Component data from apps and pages
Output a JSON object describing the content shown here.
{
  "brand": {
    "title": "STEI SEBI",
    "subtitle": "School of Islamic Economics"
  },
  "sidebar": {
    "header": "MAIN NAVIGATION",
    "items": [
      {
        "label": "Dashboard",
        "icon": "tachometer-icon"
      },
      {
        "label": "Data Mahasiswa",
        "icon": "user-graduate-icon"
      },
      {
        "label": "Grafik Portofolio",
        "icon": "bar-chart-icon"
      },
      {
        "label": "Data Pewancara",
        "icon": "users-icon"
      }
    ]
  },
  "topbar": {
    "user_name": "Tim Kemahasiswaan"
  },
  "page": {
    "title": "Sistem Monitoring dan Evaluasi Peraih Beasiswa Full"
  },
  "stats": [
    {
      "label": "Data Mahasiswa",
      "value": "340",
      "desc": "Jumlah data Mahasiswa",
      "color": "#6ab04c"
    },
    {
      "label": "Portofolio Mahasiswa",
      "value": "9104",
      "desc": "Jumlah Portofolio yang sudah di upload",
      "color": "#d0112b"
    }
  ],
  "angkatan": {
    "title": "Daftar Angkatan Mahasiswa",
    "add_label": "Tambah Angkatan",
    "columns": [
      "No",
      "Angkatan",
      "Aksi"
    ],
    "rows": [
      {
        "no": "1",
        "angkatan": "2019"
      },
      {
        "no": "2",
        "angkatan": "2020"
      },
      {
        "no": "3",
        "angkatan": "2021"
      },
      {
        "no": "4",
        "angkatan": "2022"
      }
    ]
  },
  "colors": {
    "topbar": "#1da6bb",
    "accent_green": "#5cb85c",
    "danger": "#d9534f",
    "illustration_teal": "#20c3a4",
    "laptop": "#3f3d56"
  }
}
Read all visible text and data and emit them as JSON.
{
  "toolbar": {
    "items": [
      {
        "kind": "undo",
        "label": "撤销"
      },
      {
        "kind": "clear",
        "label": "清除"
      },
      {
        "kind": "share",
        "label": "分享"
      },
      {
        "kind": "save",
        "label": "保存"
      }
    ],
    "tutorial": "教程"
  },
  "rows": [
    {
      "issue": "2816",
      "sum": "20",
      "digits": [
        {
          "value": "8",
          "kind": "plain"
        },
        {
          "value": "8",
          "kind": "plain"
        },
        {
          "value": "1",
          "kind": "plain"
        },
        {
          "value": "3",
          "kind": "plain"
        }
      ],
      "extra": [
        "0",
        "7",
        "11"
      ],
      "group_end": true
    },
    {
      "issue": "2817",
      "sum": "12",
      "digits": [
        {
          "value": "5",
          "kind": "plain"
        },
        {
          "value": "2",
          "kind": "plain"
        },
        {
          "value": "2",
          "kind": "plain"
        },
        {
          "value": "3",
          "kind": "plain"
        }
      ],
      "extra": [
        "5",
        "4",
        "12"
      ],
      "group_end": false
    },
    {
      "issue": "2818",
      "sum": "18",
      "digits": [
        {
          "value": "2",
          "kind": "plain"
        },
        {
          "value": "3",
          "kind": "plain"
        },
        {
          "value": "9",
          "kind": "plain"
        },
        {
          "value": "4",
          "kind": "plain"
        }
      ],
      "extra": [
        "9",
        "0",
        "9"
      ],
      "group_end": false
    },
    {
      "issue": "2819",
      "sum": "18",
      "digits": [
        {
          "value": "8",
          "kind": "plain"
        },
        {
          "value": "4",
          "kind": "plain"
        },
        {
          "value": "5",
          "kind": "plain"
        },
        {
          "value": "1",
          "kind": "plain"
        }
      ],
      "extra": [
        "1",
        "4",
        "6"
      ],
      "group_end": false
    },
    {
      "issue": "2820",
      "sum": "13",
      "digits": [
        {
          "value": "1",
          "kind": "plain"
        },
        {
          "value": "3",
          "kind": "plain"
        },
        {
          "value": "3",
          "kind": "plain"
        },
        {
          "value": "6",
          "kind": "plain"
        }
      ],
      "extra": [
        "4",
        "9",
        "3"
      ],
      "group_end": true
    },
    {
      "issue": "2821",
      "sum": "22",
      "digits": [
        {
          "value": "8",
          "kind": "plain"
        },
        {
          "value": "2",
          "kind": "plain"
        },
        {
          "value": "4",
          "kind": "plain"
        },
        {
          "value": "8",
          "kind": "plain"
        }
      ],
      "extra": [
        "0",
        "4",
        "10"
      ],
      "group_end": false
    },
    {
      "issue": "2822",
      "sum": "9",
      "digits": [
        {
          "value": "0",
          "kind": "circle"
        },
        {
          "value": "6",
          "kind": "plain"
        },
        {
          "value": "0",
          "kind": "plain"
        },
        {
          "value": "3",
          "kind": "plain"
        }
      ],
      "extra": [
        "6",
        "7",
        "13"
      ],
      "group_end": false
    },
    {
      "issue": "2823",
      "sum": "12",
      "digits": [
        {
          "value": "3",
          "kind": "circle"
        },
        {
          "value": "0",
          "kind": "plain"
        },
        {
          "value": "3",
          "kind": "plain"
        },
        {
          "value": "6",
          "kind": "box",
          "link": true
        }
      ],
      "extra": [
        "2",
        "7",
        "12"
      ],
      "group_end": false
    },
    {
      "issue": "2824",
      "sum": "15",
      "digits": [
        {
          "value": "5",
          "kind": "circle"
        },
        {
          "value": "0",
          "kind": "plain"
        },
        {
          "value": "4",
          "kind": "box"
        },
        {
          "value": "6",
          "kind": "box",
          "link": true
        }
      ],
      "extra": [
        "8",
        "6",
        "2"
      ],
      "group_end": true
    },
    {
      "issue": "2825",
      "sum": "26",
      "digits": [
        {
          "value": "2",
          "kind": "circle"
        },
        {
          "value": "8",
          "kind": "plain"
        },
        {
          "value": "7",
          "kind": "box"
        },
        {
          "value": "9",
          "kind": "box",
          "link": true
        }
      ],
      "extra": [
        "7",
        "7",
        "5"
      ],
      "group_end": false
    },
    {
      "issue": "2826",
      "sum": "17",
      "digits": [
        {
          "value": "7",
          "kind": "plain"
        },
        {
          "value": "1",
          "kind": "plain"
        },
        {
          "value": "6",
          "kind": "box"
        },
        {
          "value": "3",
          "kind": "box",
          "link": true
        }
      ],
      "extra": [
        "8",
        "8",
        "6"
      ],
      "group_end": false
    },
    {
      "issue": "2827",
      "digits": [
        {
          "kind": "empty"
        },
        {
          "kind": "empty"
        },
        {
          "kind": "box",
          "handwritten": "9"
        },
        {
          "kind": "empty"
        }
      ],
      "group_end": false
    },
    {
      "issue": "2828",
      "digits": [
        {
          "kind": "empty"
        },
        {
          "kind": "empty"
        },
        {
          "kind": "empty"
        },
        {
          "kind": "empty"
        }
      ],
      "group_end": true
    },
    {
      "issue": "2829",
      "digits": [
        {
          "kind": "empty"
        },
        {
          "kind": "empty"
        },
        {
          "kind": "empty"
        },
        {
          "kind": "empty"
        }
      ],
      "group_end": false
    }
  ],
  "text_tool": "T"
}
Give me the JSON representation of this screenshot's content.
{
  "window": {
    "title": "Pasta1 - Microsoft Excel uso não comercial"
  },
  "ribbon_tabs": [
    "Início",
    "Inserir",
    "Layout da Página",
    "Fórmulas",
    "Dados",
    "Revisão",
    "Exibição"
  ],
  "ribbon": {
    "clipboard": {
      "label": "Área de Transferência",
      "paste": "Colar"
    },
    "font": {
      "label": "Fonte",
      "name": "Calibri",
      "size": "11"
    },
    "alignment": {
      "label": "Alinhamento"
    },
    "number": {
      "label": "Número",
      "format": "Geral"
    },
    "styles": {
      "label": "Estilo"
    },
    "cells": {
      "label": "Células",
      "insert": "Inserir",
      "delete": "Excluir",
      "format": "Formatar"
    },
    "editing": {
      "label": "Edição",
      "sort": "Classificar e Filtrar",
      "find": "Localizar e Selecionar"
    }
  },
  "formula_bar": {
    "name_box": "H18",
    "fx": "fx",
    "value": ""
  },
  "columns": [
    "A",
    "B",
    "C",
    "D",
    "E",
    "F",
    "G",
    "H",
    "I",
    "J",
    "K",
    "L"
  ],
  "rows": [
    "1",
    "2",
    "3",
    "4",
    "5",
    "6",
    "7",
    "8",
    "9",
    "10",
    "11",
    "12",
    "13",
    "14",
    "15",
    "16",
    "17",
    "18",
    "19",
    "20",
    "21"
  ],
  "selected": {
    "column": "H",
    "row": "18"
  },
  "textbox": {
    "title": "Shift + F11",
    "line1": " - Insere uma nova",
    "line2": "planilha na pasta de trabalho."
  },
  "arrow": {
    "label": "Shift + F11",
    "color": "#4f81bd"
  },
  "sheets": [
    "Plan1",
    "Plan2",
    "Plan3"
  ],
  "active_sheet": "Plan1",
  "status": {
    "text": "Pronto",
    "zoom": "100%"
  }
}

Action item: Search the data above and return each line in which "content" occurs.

Response area:
Output a JSON object describing the content shown here.
Give me the JSON representation of this screenshot's content.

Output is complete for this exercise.